Top of Data records

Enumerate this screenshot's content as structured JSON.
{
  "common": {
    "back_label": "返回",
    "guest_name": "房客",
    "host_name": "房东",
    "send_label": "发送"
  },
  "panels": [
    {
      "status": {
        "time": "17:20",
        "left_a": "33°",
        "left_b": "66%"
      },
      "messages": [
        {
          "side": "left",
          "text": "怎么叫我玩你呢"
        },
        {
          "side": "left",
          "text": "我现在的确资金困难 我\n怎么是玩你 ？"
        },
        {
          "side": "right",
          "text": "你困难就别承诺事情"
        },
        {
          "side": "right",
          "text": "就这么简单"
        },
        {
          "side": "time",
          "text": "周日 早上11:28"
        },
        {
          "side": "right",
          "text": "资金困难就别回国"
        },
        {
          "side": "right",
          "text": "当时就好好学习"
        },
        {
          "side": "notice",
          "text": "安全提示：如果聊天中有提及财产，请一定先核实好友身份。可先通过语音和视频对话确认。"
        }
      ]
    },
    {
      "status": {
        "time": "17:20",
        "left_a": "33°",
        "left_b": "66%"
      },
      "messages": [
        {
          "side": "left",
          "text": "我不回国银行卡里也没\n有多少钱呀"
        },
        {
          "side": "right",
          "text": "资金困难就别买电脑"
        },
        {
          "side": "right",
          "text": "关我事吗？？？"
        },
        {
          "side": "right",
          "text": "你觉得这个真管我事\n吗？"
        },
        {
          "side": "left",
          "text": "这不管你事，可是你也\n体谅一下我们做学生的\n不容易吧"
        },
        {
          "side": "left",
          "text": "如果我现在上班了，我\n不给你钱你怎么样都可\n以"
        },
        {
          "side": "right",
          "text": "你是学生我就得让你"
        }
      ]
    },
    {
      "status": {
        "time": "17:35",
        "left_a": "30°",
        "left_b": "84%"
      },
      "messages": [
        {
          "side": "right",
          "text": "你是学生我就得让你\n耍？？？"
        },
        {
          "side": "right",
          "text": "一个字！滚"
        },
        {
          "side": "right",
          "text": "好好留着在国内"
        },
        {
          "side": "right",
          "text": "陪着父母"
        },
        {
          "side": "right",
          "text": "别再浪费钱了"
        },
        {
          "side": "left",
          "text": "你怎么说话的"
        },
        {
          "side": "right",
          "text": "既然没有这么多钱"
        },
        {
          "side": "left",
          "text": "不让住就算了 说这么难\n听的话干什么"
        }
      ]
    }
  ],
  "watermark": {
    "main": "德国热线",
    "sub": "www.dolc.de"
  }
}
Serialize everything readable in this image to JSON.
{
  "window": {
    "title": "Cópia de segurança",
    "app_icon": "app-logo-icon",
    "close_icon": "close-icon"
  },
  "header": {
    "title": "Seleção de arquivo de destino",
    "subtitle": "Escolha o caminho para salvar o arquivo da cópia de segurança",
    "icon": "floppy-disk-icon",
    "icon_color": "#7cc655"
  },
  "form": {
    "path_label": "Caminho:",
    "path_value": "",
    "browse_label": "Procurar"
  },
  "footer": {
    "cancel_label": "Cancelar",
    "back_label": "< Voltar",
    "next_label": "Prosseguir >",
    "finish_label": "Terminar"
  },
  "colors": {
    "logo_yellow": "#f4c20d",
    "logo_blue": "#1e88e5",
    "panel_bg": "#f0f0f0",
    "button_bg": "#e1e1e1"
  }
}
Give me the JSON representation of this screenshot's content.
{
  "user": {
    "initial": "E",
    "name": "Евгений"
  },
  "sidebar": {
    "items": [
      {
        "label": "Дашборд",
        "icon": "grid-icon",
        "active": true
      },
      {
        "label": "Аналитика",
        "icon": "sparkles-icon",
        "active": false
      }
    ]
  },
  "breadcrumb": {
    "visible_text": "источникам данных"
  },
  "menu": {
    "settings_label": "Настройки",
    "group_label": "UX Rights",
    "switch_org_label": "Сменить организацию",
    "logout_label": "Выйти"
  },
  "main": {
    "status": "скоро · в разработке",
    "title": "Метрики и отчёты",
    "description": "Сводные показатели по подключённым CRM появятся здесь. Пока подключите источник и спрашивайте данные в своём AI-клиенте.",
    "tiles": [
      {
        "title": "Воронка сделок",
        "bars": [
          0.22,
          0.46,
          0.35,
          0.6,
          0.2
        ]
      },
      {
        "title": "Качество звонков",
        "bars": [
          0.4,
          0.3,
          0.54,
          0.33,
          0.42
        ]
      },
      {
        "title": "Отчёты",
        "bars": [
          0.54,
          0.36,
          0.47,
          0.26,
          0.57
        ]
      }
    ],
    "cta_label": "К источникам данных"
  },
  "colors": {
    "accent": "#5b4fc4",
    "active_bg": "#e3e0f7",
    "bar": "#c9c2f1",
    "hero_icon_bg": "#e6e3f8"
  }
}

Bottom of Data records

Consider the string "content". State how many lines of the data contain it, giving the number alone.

2